“We got a little wild with all of it. I bought a rocket go-cart. I wanted to try it out so we blocked off an alley in Tarzana. I lit it off and I think I did about 180 mph in that alley.”
The exhibition work was steady and paying, Fearless Fred being in demand at drag meets all over the country.
“Joe Pisano didn’t like exhibition cars. But he told me that I was the only one he’d come to see. He said ‘Fred, all cars leave the starting line at zero. Yours is the only one that leaves the line at 200.”
Big Trouble on the Dragstrip
Then came the Spokane crash.
Set up on the starting line, Fred listened to the countdown. The crowd were on their feet calling out the numbers with the announcer.
Fred dug his helmet in and popped the cork on his Monza- bodied rocket ship and hurtled down the strip at (literally for Fred) blinding speed. He flew past the finish and popped the chutes. That’s when the exhibition went bad in a hurry.
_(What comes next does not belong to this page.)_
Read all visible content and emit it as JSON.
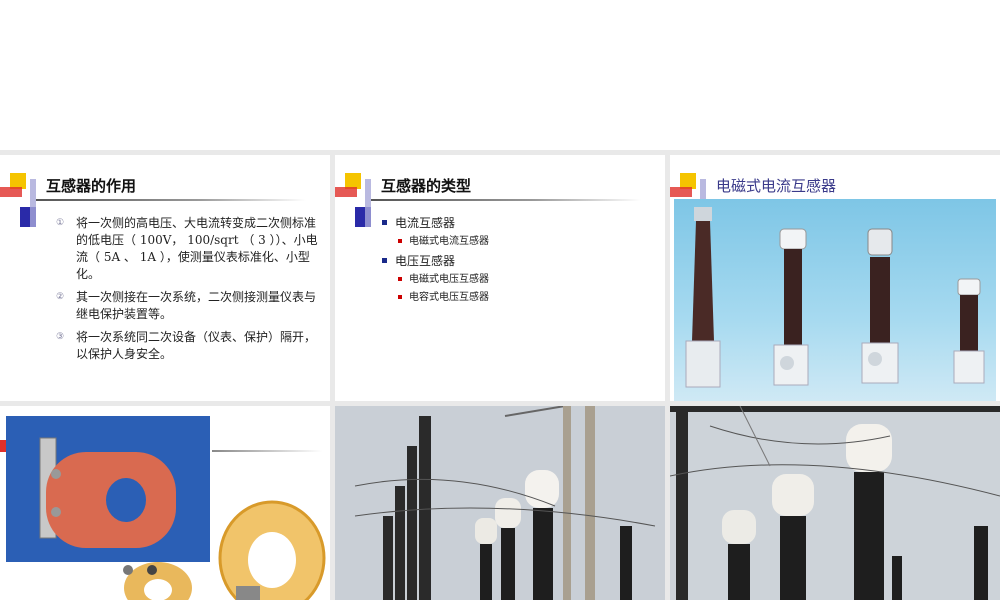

“The wind blast somehow made one of the chutes get wrapped around the right rear tire. I don’t know how.”
The car pulled hard to the right. Fearless Fred went over an embankment and crashed hard at roughly 275 miles an hour.
“I do remember thinking to myself- I sure wish I wasn’t here right now.”
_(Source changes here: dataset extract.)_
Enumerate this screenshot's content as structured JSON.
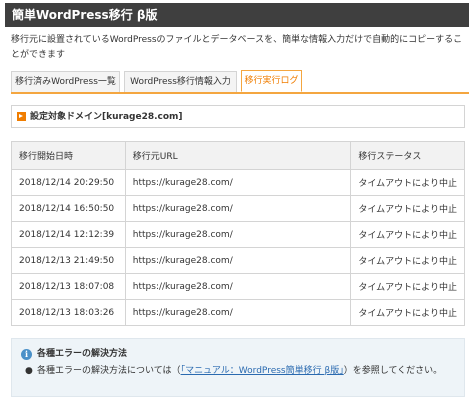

The car was obliterated. Fred came to a rest in a nearby field and would be picked up by safety crews. Incredibly, he survived- busted up badly, but without life-threatening injuries.
“The only thing left was pretty much just me and the seat. I was very fortunate.”
Fred’s Spokane crash stands as one of the fastest wrecks ever survived.
The NHRA, fearing insurance problems, would eventually ban rockets altogether after a series of driver fatalities.
The rocket cars stand to this day as the fastest vehicles to ever hit a dragstrip.
Long Kept Treasures
“Hey, let’s go out back. I want to show you something.”
We walk past rows of shipping containers filled with WWII surplus aviation fasteners. He tells me he picked up all this cheap and sells a lot of it online.
We stop at an anonymous beige container.
He swings open the metal door.
“You know, very few people have ever seen this car.”
Packed in the cluttered container is a dusty red 1980 Plymouth Arrow pickup truck, looking deceptively stock.
Except of course for the polished 3500 lb thrust rocket engine and Hydrogen Peroxide fuel tanks mounted neatly in the truckbed. I peek into the cab. It looks like a typical AM radio plastic craptastic interior from that era. But there is a full roll cage and some strange levers and knobs sticking up from between the seats. The stock four banger still sits under the hood.
“The rearend has air actuators that will pull the axels out of the drive hubs. Controlled from the cab. So when you light that thing off you won’t be pullin’ a driveshaft.”
The old rocket racer’s voice raises a little bit and his words have sped up. It’s clear that he is still excited by the thought of this lunatic red truck out on the highway.
“You can drive it down the road. It’s registered and street legal.”
He studies every dusty contour of the little red pickup. The old drag king is quiet, lost in his memories of 400mph blasts down the asphalt quarter.
We lean against the little red rocket ship’s tailgate. A rocket nozzle protrudes at about shin level.
“I’ve always lived life to the fullest- I know that’s a cliché, but it’s true. Otherwise what’s the point. I think about the guys I used to race- Jack Chrisman, he was a Ford factory driver. Fast Eddie Schartman from Ohio. Dyno Don Nicholson. Gas Ronda. Jungle Jim. We had so much fun. We’d roll into Lions and the way the bleachers were, it was like the crowd was sittin’ right over you. You know? Right up next to you. You could see them and they could see you. I loved that. Real good times.”
He swings the heavy shipping container door shut.
“Dana Winters up in Spokane is restoring the Hemi ‘Cuda. I recently had a quad bypass and I got a pig valve in my heart, but God willing I’m gonna get in that car again and do one more burn-out.”
I can see the old drag racer determination in those clear blue eyes.
The swagger. The showman.
I want to be there to cheer the last burn-out of Fearless Fred Goeske.
I want to see what I missed out on the first time around.
And I really hope he gets his Hot Wheel.